1. CHECK YOUR GRAMMAR No one’s going to take you seriously if you use “there” instead of “their” or “your” instead of “you’re.” Maybe you should write your missives in Word first, where there’s a grammar checker. Or maybe run your prospective words by your mother, since you want her to be proud of you….Read More

Category: Humor, Psychology, Web/Tech, Weblogs

10 Sunday Reads

Good Sunday morning. Round out your weekend with some interesting reads you may have missed: • Need Financial Advice? Ask the Future You (NY Times) • Vanguard snubs outsiders in digital advice: As firms like Schwab and Vanguard build more online portfolios, money managers face an ‘open architecture’ question (Investment News) • Activist Investor Bill Ackman Sets a $1 Million…Read More

Category: Financial Press

Category: Real Estate, Think Tank

Every Tom Hanks Film: 30 Movies in 6 Minutes
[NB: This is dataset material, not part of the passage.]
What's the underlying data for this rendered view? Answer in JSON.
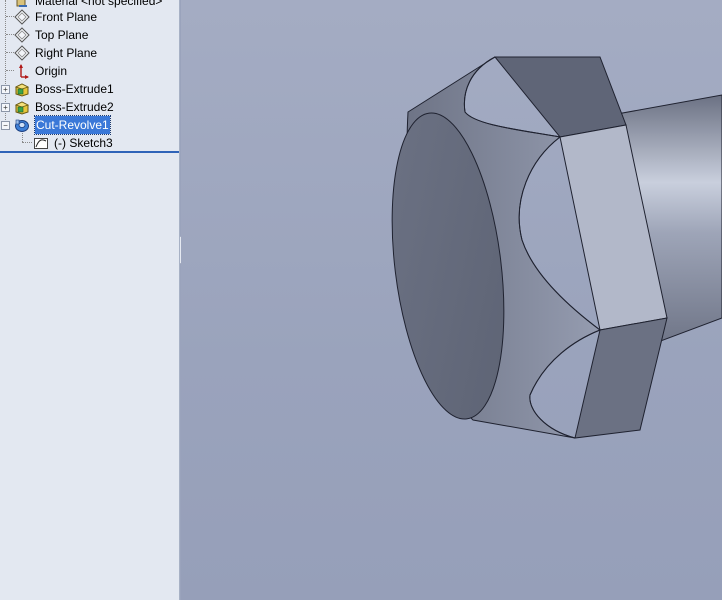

James Corden, new host of The Late Late Show, has Tom Hanks as his “perfect” first guest:   James Corden and Tom Hanks Act Out Tom’s Filmography   James Corden and Tom Hanks Act Out Tom’s Filmography Air Date: 03/23/15 James Corden and Tom Hanks act out snippets from Tom’s illustrious film career, from Big…Read More
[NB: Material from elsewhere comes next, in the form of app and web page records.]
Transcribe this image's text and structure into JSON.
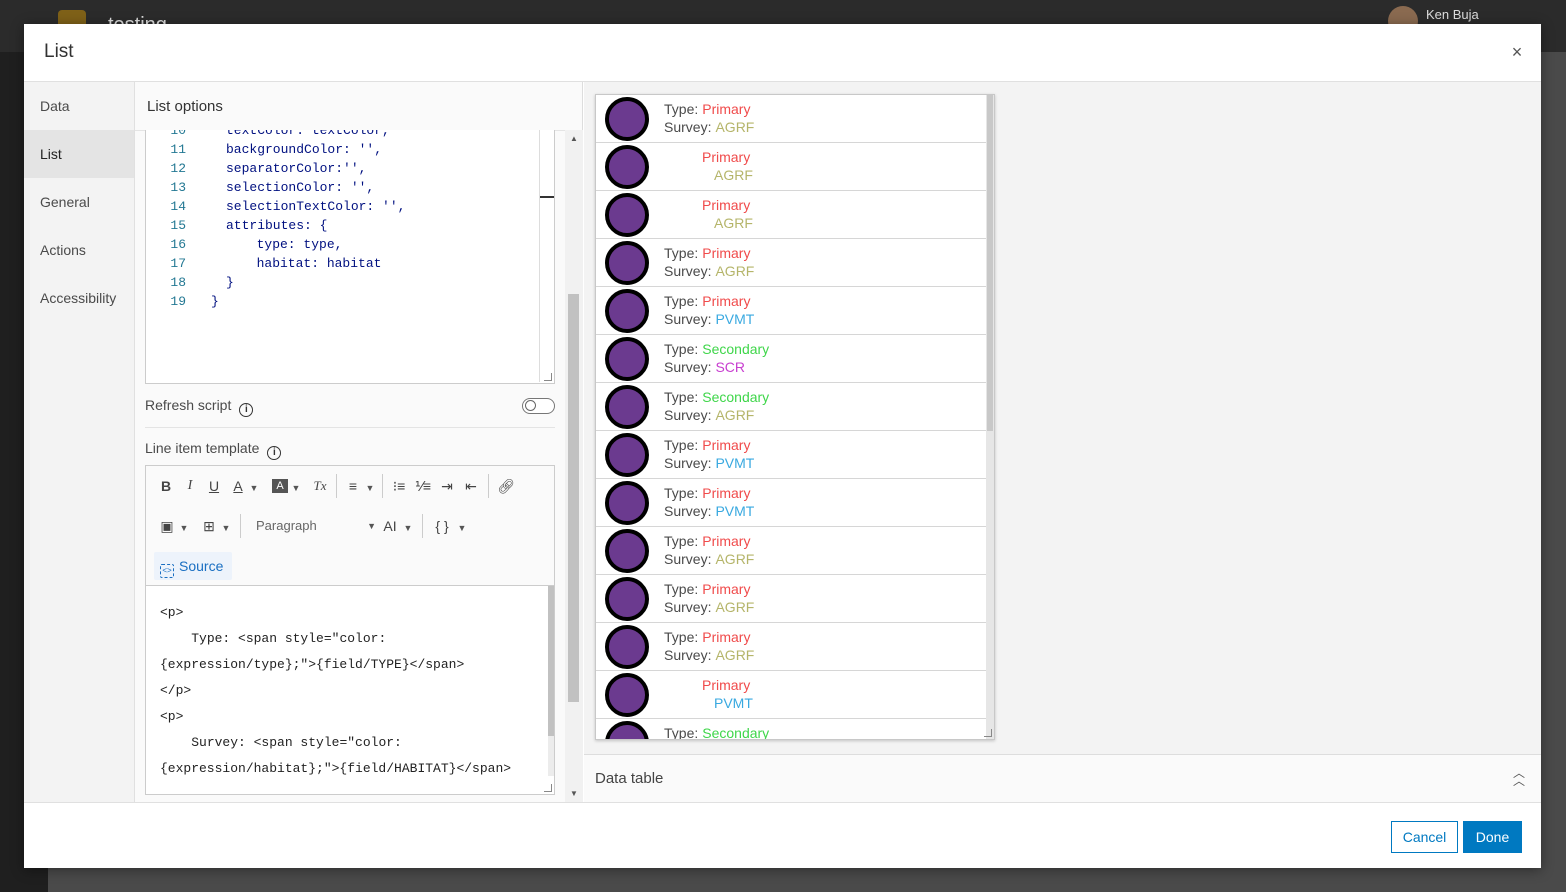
{
  "background": {
    "app_title": "testing",
    "user_name": "Ken Buja"
  },
  "modal": {
    "title": "List",
    "close_icon": "×"
  },
  "nav": {
    "items": [
      {
        "label": "Data"
      },
      {
        "label": "List"
      },
      {
        "label": "General"
      },
      {
        "label": "Actions"
      },
      {
        "label": "Accessibility"
      }
    ],
    "active": "List"
  },
  "options": {
    "title": "List options",
    "refresh_label": "Refresh script",
    "template_label": "Line item template",
    "refresh_enabled": false,
    "code_lines": [
      {
        "n": "10",
        "t": "textColor: textColor,"
      },
      {
        "n": "11",
        "t": "backgroundColor: '',"
      },
      {
        "n": "12",
        "t": "separatorColor:'',"
      },
      {
        "n": "13",
        "t": "selectionColor: '',"
      },
      {
        "n": "14",
        "t": "selectionTextColor: '',"
      },
      {
        "n": "15",
        "t": "attributes: {"
      },
      {
        "n": "16",
        "t": "  type: type,"
      },
      {
        "n": "17",
        "t": "  habitat: habitat"
      },
      {
        "n": "18",
        "t": "}"
      },
      {
        "n": "19",
        "t": "}"
      }
    ],
    "toolbar": {
      "bold": "B",
      "italic": "I",
      "underline": "U",
      "font_color": "A",
      "bg_color": "A",
      "clear_format": "Tx",
      "paragraph": "Paragraph",
      "font_size": "AI",
      "braces": "{ }",
      "source": "Source"
    },
    "source_text": "<p>\n    Type: <span style=\"color: {expression/type};\">{field/TYPE}</span>\n</p>\n<p>\n    Survey: <span style=\"color: {expression/habitat};\">{field/HABITAT}</span>"
  },
  "preview": {
    "colors": {
      "Primary": "#f04b4b",
      "Secondary": "#3fd64a",
      "AGRF": "#b5b56a",
      "PVMT": "#39a9e0",
      "SCR": "#c83fd0"
    },
    "items": [
      {
        "type_label": "Type:",
        "type": "Primary",
        "survey_label": "Survey:",
        "survey": "AGRF"
      },
      {
        "type_label": "",
        "type": "Primary",
        "survey_label": "",
        "survey": "AGRF"
      },
      {
        "type_label": "",
        "type": "Primary",
        "survey_label": "",
        "survey": "AGRF"
      },
      {
        "type_label": "Type:",
        "type": "Primary",
        "survey_label": "Survey:",
        "survey": "AGRF"
      },
      {
        "type_label": "Type:",
        "type": "Primary",
        "survey_label": "Survey:",
        "survey": "PVMT"
      },
      {
        "type_label": "Type:",
        "type": "Secondary",
        "survey_label": "Survey:",
        "survey": "SCR"
      },
      {
        "type_label": "Type:",
        "type": "Secondary",
        "survey_label": "Survey:",
        "survey": "AGRF"
      },
      {
        "type_label": "Type:",
        "type": "Primary",
        "survey_label": "Survey:",
        "survey": "PVMT"
      },
      {
        "type_label": "Type:",
        "type": "Primary",
        "survey_label": "Survey:",
        "survey": "PVMT"
      },
      {
        "type_label": "Type:",
        "type": "Primary",
        "survey_label": "Survey:",
        "survey": "AGRF"
      },
      {
        "type_label": "Type:",
        "type": "Primary",
        "survey_label": "Survey:",
        "survey": "AGRF"
      },
      {
        "type_label": "Type:",
        "type": "Primary",
        "survey_label": "Survey:",
        "survey": "AGRF"
      },
      {
        "type_label": "",
        "type": "Primary",
        "survey_label": "",
        "survey": "PVMT"
      },
      {
        "type_label": "Type:",
        "type": "Secondary",
        "survey_label": "",
        "survey": ""
      }
    ],
    "data_table_label": "Data table"
  },
  "footer": {
    "cancel": "Cancel",
    "done": "Done"
  }
}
Category: Film, Weekend

Mesa Culpa: My 2014 Mistakes

Ritholtz: Admitting my 2014 mistakes Barry Ritholtz Washington Post, March 22, 2015   .   “Pain + Reflection  = Progress.” — Ray Dalio, founder of Bridgewater Associates 2014 is behind us, and before the first quarter sneaks by, I am obligated to offer my annual admissions of error. One of my biggest peeves about finance is…Read More

Category: Apprenticed Investor, Investing